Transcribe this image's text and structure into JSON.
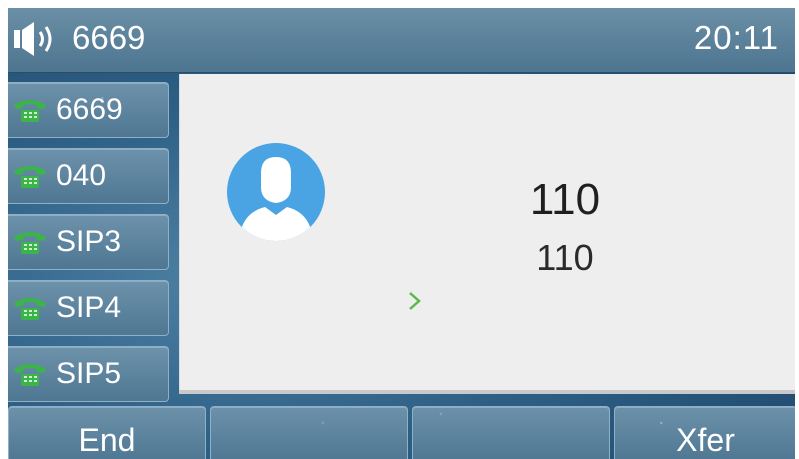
{
  "status": {
    "line_number": "6669",
    "time": "20:11"
  },
  "line_keys": [
    {
      "label": "6669",
      "icon": "phone-icon"
    },
    {
      "label": "040",
      "icon": "phone-icon"
    },
    {
      "label": "SIP3",
      "icon": "phone-icon"
    },
    {
      "label": "SIP4",
      "icon": "phone-icon"
    },
    {
      "label": "SIP5",
      "icon": "phone-icon"
    }
  ],
  "call": {
    "name": "110",
    "number": "110",
    "avatar_color": "#4aa3e2",
    "indicator_color": "#5cb84a"
  },
  "softkeys": [
    "End",
    "",
    "",
    "Xfer"
  ],
  "colors": {
    "phone_icon": "#3bb44a",
    "panel_bg": "#eeeeee"
  }
}
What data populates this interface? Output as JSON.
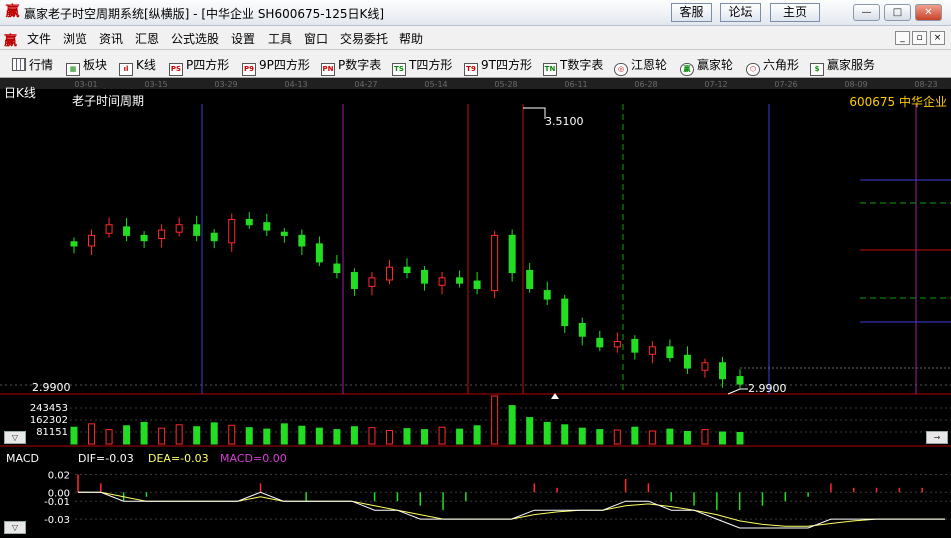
{
  "window": {
    "app_logo": "赢",
    "title": "赢家老子时空周期系统[纵横版] - [中华企业  SH600675-125日K线]",
    "links": [
      "客服",
      "论坛",
      "主页"
    ],
    "controls": {
      "minimize": "—",
      "maximize": "□",
      "close": "✕"
    }
  },
  "menubar": {
    "logo": "赢",
    "items": [
      "文件",
      "浏览",
      "资讯",
      "汇恩",
      "公式选股",
      "设置",
      "工具",
      "窗口",
      "交易委托",
      "帮助"
    ],
    "mdi": {
      "minimize": "_",
      "restore": "▫",
      "close": "×"
    }
  },
  "toolbar": {
    "items": [
      {
        "label": "行情",
        "icon": "grid-icon",
        "glyph": ""
      },
      {
        "label": "板块",
        "icon": "blocks-icon",
        "glyph": "▦"
      },
      {
        "label": "K线",
        "icon": "candles-icon",
        "glyph": "ıl"
      },
      {
        "label": "P四方形",
        "icon": "ps-icon",
        "glyph": "PS"
      },
      {
        "label": "9P四方形",
        "icon": "p9-icon",
        "glyph": "P9"
      },
      {
        "label": "P数字表",
        "icon": "pn-icon",
        "glyph": "PN"
      },
      {
        "label": "T四方形",
        "icon": "ts-icon",
        "glyph": "TS"
      },
      {
        "label": "9T四方形",
        "icon": "t9-icon",
        "glyph": "T9"
      },
      {
        "label": "T数字表",
        "icon": "tn-icon",
        "glyph": "TN"
      },
      {
        "label": "江恩轮",
        "icon": "gann-wheel-icon",
        "glyph": "◎"
      },
      {
        "label": "赢家轮",
        "icon": "winner-wheel-icon",
        "glyph": "赢"
      },
      {
        "label": "六角形",
        "icon": "hexagon-icon",
        "glyph": "⬡"
      },
      {
        "label": "赢家服务",
        "icon": "dollar-icon",
        "glyph": "$"
      }
    ]
  },
  "chart_header": {
    "period": "日K线",
    "title": "老子时间周期",
    "stock": "600675  中华企业"
  },
  "colors": {
    "up": "#ff2a2a",
    "down": "#22dd22",
    "accent": "#ffcc00",
    "dif": "#ffffff",
    "dea": "#ffff66",
    "macd": "#d83cd8"
  },
  "chart_data": [
    {
      "type": "candlestick",
      "title": "老子时间周期",
      "x_dates": [
        "03-01",
        "03-15",
        "03-29",
        "04-13",
        "04-27",
        "05-14",
        "05-28",
        "06-11",
        "06-28",
        "07-12",
        "07-26",
        "08-09",
        "08-23"
      ],
      "annotations": {
        "high": "3.5100",
        "low": "2.9900"
      },
      "price_axis_label": "2.9900",
      "trend": [
        3.25,
        3.27,
        3.29,
        3.27,
        3.26,
        3.28,
        3.29,
        3.27,
        3.26,
        3.3,
        3.29,
        3.28,
        3.27,
        3.25,
        3.22,
        3.2,
        3.17,
        3.19,
        3.21,
        3.2,
        3.18,
        3.19,
        3.18,
        3.17,
        3.27,
        3.2,
        3.17,
        3.15,
        3.1,
        3.08,
        3.06,
        3.07,
        3.05,
        3.06,
        3.04,
        3.02,
        3.03,
        3.0,
        2.99
      ],
      "volume_axis": [
        "243453",
        "162302",
        "81151"
      ],
      "volume_profile": [
        0.35,
        0.42,
        0.3,
        0.38,
        0.45,
        0.33,
        0.4,
        0.36,
        0.44,
        0.39,
        0.34,
        0.31,
        0.42,
        0.37,
        0.33,
        0.3,
        0.36,
        0.34,
        0.28,
        0.32,
        0.3,
        0.35,
        0.31,
        0.38,
        1.0,
        0.8,
        0.55,
        0.45,
        0.4,
        0.33,
        0.3,
        0.29,
        0.35,
        0.27,
        0.31,
        0.26,
        0.3,
        0.25,
        0.24
      ]
    },
    {
      "type": "bar",
      "title": "MACD",
      "series": [
        {
          "name": "DIF",
          "last": "-0.03"
        },
        {
          "name": "DEA",
          "last": "-0.03"
        },
        {
          "name": "MACD",
          "last": "0.00"
        }
      ],
      "y_ticks": [
        "0.02",
        "0.00",
        "-0.01",
        "-0.03"
      ],
      "dif": [
        0.0,
        0.0,
        -0.01,
        -0.01,
        -0.01,
        -0.01,
        -0.01,
        -0.01,
        0.0,
        -0.01,
        -0.01,
        -0.01,
        -0.01,
        -0.02,
        -0.02,
        -0.03,
        -0.03,
        -0.03,
        -0.03,
        -0.03,
        -0.02,
        -0.02,
        -0.02,
        -0.02,
        -0.01,
        -0.01,
        -0.02,
        -0.02,
        -0.03,
        -0.04,
        -0.04,
        -0.04,
        -0.04,
        -0.03,
        -0.03,
        -0.03,
        -0.03,
        -0.03,
        -0.03
      ],
      "dea": [
        0.0,
        0.0,
        -0.005,
        -0.01,
        -0.01,
        -0.01,
        -0.01,
        -0.01,
        -0.005,
        -0.01,
        -0.01,
        -0.01,
        -0.01,
        -0.015,
        -0.02,
        -0.025,
        -0.03,
        -0.03,
        -0.03,
        -0.03,
        -0.025,
        -0.022,
        -0.02,
        -0.02,
        -0.015,
        -0.013,
        -0.016,
        -0.02,
        -0.025,
        -0.032,
        -0.036,
        -0.038,
        -0.038,
        -0.035,
        -0.032,
        -0.03,
        -0.03,
        -0.03,
        -0.03
      ],
      "macd_bars": [
        0.02,
        0.01,
        -0.01,
        -0.005,
        0.0,
        0.0,
        0.0,
        0.0,
        0.01,
        0.0,
        -0.01,
        0.0,
        0.0,
        -0.01,
        -0.01,
        -0.015,
        -0.02,
        -0.01,
        0.0,
        0.0,
        0.01,
        0.005,
        0.0,
        0.0,
        0.015,
        0.01,
        -0.01,
        -0.015,
        -0.02,
        -0.02,
        -0.015,
        -0.01,
        -0.005,
        0.01,
        0.005,
        0.005,
        0.005,
        0.005,
        0.0
      ]
    }
  ]
}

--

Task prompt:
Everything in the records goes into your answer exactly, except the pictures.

Response to this exercise:
Transcribe this image's text and structure into JSON.
{
  "status": {
    "line_number": "6669",
    "time": "20:11"
  },
  "line_keys": [
    {
      "label": "6669",
      "icon": "phone-icon"
    },
    {
      "label": "040",
      "icon": "phone-icon"
    },
    {
      "label": "SIP3",
      "icon": "phone-icon"
    },
    {
      "label": "SIP4",
      "icon": "phone-icon"
    },
    {
      "label": "SIP5",
      "icon": "phone-icon"
    }
  ],
  "call": {
    "name": "110",
    "number": "110",
    "avatar_color": "#4aa3e2",
    "indicator_color": "#5cb84a"
  },
  "softkeys": [
    "End",
    "",
    "",
    "Xfer"
  ],
  "colors": {
    "phone_icon": "#3bb44a",
    "panel_bg": "#eeeeee"
  }
}
What data populates this interface? Output as JSON.
{
  "window": {
    "app_logo": "赢",
    "title": "赢家老子时空周期系统[纵横版] - [中华企业  SH600675-125日K线]",
    "links": [
      "客服",
      "论坛",
      "主页"
    ],
    "controls": {
      "minimize": "—",
      "maximize": "□",
      "close": "✕"
    }
  },
  "menubar": {
    "logo": "赢",
    "items": [
      "文件",
      "浏览",
      "资讯",
      "汇恩",
      "公式选股",
      "设置",
      "工具",
      "窗口",
      "交易委托",
      "帮助"
    ],
    "mdi": {
      "minimize": "_",
      "restore": "▫",
      "close": "×"
    }
  },
  "toolbar": {
    "items": [
      {
        "label": "行情",
        "icon": "grid-icon",
        "glyph": ""
      },
      {
        "label": "板块",
        "icon": "blocks-icon",
        "glyph": "▦"
      },
      {
        "label": "K线",
        "icon": "candles-icon",
        "glyph": "ıl"
      },
      {
        "label": "P四方形",
        "icon": "ps-icon",
        "glyph": "PS"
      },
      {
        "label": "9P四方形",
        "icon": "p9-icon",
        "glyph": "P9"
      },
      {
        "label": "P数字表",
        "icon": "pn-icon",
        "glyph": "PN"
      },
      {
        "label": "T四方形",
        "icon": "ts-icon",
        "glyph": "TS"
      },
      {
        "label": "9T四方形",
        "icon": "t9-icon",
        "glyph": "T9"
      },
      {
        "label": "T数字表",
        "icon": "tn-icon",
        "glyph": "TN"
      },
      {
        "label": "江恩轮",
        "icon": "gann-wheel-icon",
        "glyph": "◎"
      },
      {
        "label": "赢家轮",
        "icon": "winner-wheel-icon",
        "glyph": "赢"
      },
      {
        "label": "六角形",
        "icon": "hexagon-icon",
        "glyph": "⬡"
      },
      {
        "label": "赢家服务",
        "icon": "dollar-icon",
        "glyph": "$"
      }
    ]
  },
  "chart_header": {
    "period": "日K线",
    "title": "老子时间周期",
    "stock": "600675  中华企业"
  },
  "colors": {
    "up": "#ff2a2a",
    "down": "#22dd22",
    "accent": "#ffcc00",
    "dif": "#ffffff",
    "dea": "#ffff66",
    "macd": "#d83cd8"
  },
  "chart_data": [
    {
      "type": "candlestick",
      "title": "老子时间周期",
      "x_dates": [
        "03-01",
        "03-15",
        "03-29",
        "04-13",
        "04-27",
        "05-14",
        "05-28",
        "06-11",
        "06-28",
        "07-12",
        "07-26",
        "08-09",
        "08-23"
      ],
      "annotations": {
        "high": "3.5100",
        "low": "2.9900"
      },
      "price_axis_label": "2.9900",
      "trend": [
        3.25,
        3.27,
        3.29,
        3.27,
        3.26,
        3.28,
        3.29,
        3.27,
        3.26,
        3.3,
        3.29,
        3.28,
        3.27,
        3.25,
        3.22,
        3.2,
        3.17,
        3.19,
        3.21,
        3.2,
        3.18,
        3.19,
        3.18,
        3.17,
        3.27,
        3.2,
        3.17,
        3.15,
        3.1,
        3.08,
        3.06,
        3.07,
        3.05,
        3.06,
        3.04,
        3.02,
        3.03,
        3.0,
        2.99
      ],
      "volume_axis": [
        "243453",
        "162302",
        "81151"
      ],
      "volume_profile": [
        0.35,
        0.42,
        0.3,
        0.38,
        0.45,
        0.33,
        0.4,
        0.36,
        0.44,
        0.39,
        0.34,
        0.31,
        0.42,
        0.37,
        0.33,
        0.3,
        0.36,
        0.34,
        0.28,
        0.32,
        0.3,
        0.35,
        0.31,
        0.38,
        1.0,
        0.8,
        0.55,
        0.45,
        0.4,
        0.33,
        0.3,
        0.29,
        0.35,
        0.27,
        0.31,
        0.26,
        0.3,
        0.25,
        0.24
      ]
    },
    {
      "type": "bar",
      "title": "MACD",
      "series": [
        {
          "name": "DIF",
          "last": "-0.03"
        },
        {
          "name": "DEA",
          "last": "-0.03"
        },
        {
          "name": "MACD",
          "last": "0.00"
        }
      ],
      "y_ticks": [
        "0.02",
        "0.00",
        "-0.01",
        "-0.03"
      ],
      "dif": [
        0.0,
        0.0,
        -0.01,
        -0.01,
        -0.01,
        -0.01,
        -0.01,
        -0.01,
        0.0,
        -0.01,
        -0.01,
        -0.01,
        -0.01,
        -0.02,
        -0.02,
        -0.03,
        -0.03,
        -0.03,
        -0.03,
        -0.03,
        -0.02,
        -0.02,
        -0.02,
        -0.02,
        -0.01,
        -0.01,
        -0.02,
        -0.02,
        -0.03,
        -0.04,
        -0.04,
        -0.04,
        -0.04,
        -0.03,
        -0.03,
        -0.03,
        -0.03,
        -0.03,
        -0.03
      ],
      "dea": [
        0.0,
        0.0,
        -0.005,
        -0.01,
        -0.01,
        -0.01,
        -0.01,
        -0.01,
        -0.005,
        -0.01,
        -0.01,
        -0.01,
        -0.01,
        -0.015,
        -0.02,
        -0.025,
        -0.03,
        -0.03,
        -0.03,
        -0.03,
        -0.025,
        -0.022,
        -0.02,
        -0.02,
        -0.015,
        -0.013,
        -0.016,
        -0.02,
        -0.025,
        -0.032,
        -0.036,
        -0.038,
        -0.038,
        -0.035,
        -0.032,
        -0.03,
        -0.03,
        -0.03,
        -0.03
      ],
      "macd_bars": [
        0.02,
        0.01,
        -0.01,
        -0.005,
        0.0,
        0.0,
        0.0,
        0.0,
        0.01,
        0.0,
        -0.01,
        0.0,
        0.0,
        -0.01,
        -0.01,
        -0.015,
        -0.02,
        -0.01,
        0.0,
        0.0,
        0.01,
        0.005,
        0.0,
        0.0,
        0.015,
        0.01,
        -0.01,
        -0.015,
        -0.02,
        -0.02,
        -0.015,
        -0.01,
        -0.005,
        0.01,
        0.005,
        0.005,
        0.005,
        0.005,
        0.0
      ]
    }
  ]
}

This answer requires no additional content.